MINDSAILING: So, for somebody who's interested in that bigger-picture piece, getting involved to help with the policy-change side of things, what can they do? I mean, here in Minnesota, what can they do to help further that cause to further the goals of your organization and really its work in general?

ERIN RUPP: You can connect with me. I'm working on having my website be a nice space to learn more about what's going on. So, pollinatemn.org.
The other thing-- like, our elected officials hear from some folks more than others, right? --and some companies more than others, just because some of us have lots of money [LAUGH] and can pay people to be there. But as a constituent, if you're talking to your elected officials, they care about that. And if you call them and say hey, this is an issue that I as an eater find very important, or, uh-- yeah. And all of those folks really are interested in making time for you, because you voted for them, right? You put them there, and they want to continue to be there. And so if you talk to them about the issues they care about, they listen. And you can do that in a letter. You can do that in a phone call. If you're in an area where you're close to where your elected officials are, you can ask to meet with them. And-- yeah. And also, I mean, they're at home sometimes, too. Right? So ask them to come home and meet with you and talk with you about this. They like doing that work. And it's important work for them. Right?

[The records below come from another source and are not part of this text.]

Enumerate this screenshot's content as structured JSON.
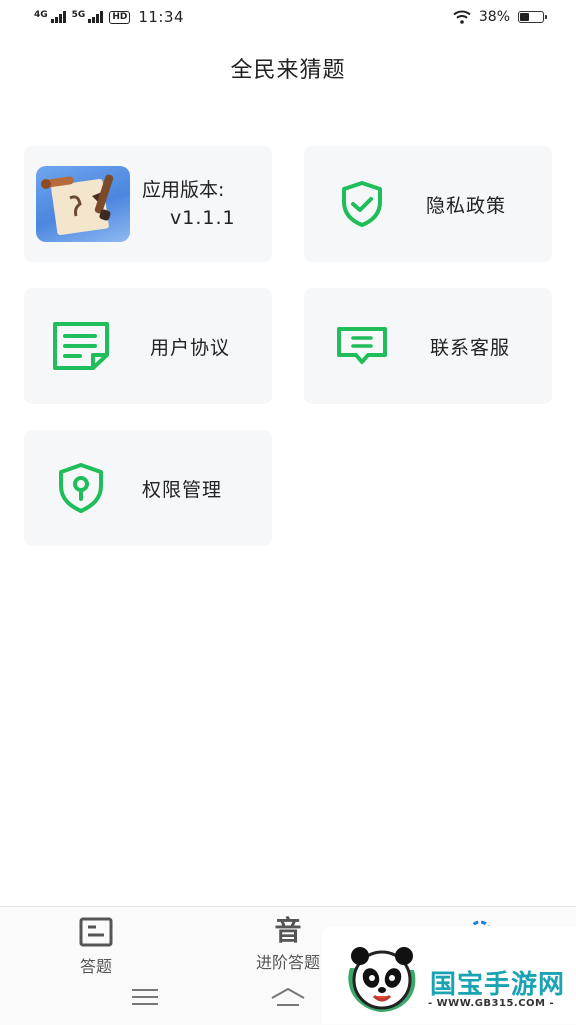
{
  "status_bar": {
    "net1": "4G",
    "net2": "5G",
    "hd": "HD",
    "time": "11:34",
    "battery": "38%",
    "battery_level": 0.38
  },
  "header": {
    "title": "全民来猜题"
  },
  "cards": {
    "version": {
      "label": "应用版本:",
      "value": "v1.1.1"
    },
    "privacy": {
      "label": "隐私政策"
    },
    "agreement": {
      "label": "用户协议"
    },
    "service": {
      "label": "联系客服"
    },
    "permission": {
      "label": "权限管理"
    }
  },
  "bottom_nav": {
    "items": [
      {
        "label": "答题",
        "icon": "quiz-icon"
      },
      {
        "label": "进阶答题",
        "glyph": "音",
        "icon": "advanced-quiz-icon"
      },
      {
        "label": "",
        "icon": "settings-icon"
      }
    ]
  },
  "watermark": {
    "brand": "国宝手游网",
    "url": "- WWW.GB315.COM -"
  },
  "colors": {
    "accent": "#1fbe5a",
    "card_bg": "#f6f7f9"
  }
}
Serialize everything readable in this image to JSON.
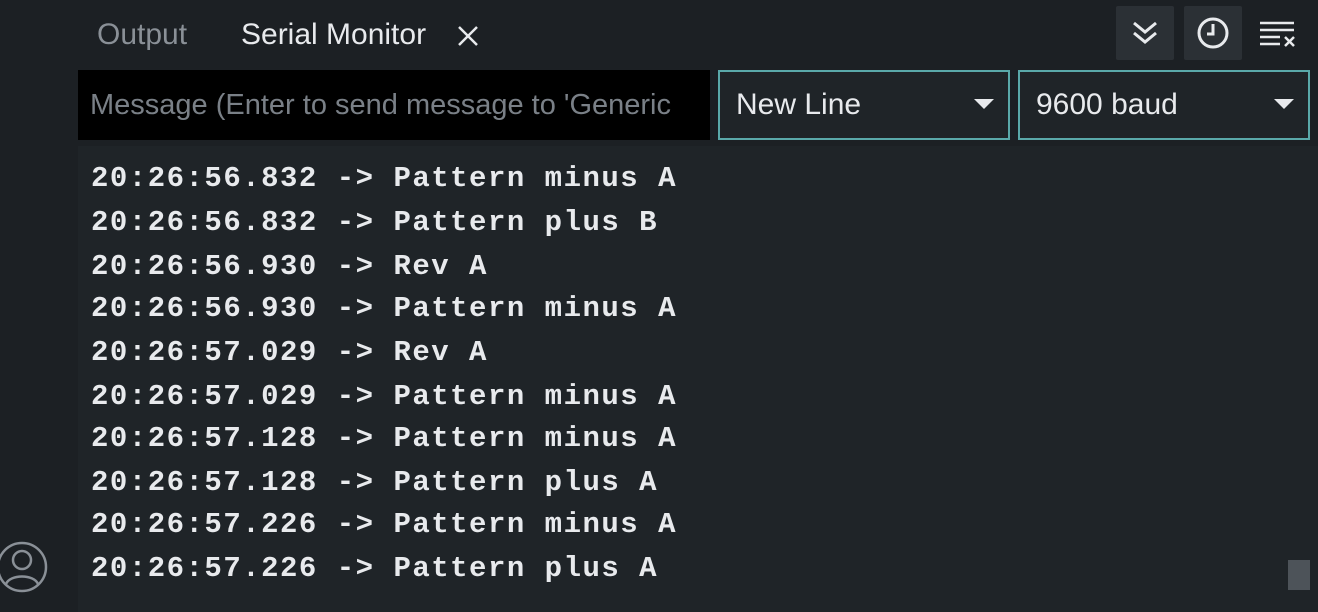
{
  "tabs": {
    "output_label": "Output",
    "serial_label": "Serial Monitor"
  },
  "toolbar": {
    "autoscroll_icon": "double-chevron-down-icon",
    "timestamp_icon": "clock-icon",
    "clear_icon": "clear-output-icon"
  },
  "input": {
    "placeholder": "Message (Enter to send message to 'Generic"
  },
  "line_ending": {
    "selected": "New Line"
  },
  "baud": {
    "selected": "9600 baud"
  },
  "log": [
    "20:26:56.832 -> Pattern minus A",
    "20:26:56.832 -> Pattern plus B",
    "20:26:56.930 -> Rev A",
    "20:26:56.930 -> Pattern minus A",
    "20:26:57.029 -> Rev A",
    "20:26:57.029 -> Pattern minus A",
    "20:26:57.128 -> Pattern minus A",
    "20:26:57.128 -> Pattern plus A",
    "20:26:57.226 -> Pattern minus A",
    "20:26:57.226 -> Pattern plus A"
  ],
  "colors": {
    "background": "#1c2024",
    "accent_border": "#5aa9aa",
    "text": "#e8eaed"
  }
}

MINDSAILING: Yeah, those are some great words of advice and, I guess, maybe some things that we don't think about as much as we should. I'd like to thank Erin Rupp, who is the director of Pollinate Minnesota, for joining us today. You can find out more about them at pollinatemn.org. And also some of the great work that they'll be doing. Please subscribe to the podcast and listen for upcoming episodes that will explore more ideas relating to innovation and navigating the market sea change. In the meantime, you can learn more about Mindsailing at mindsailing.com.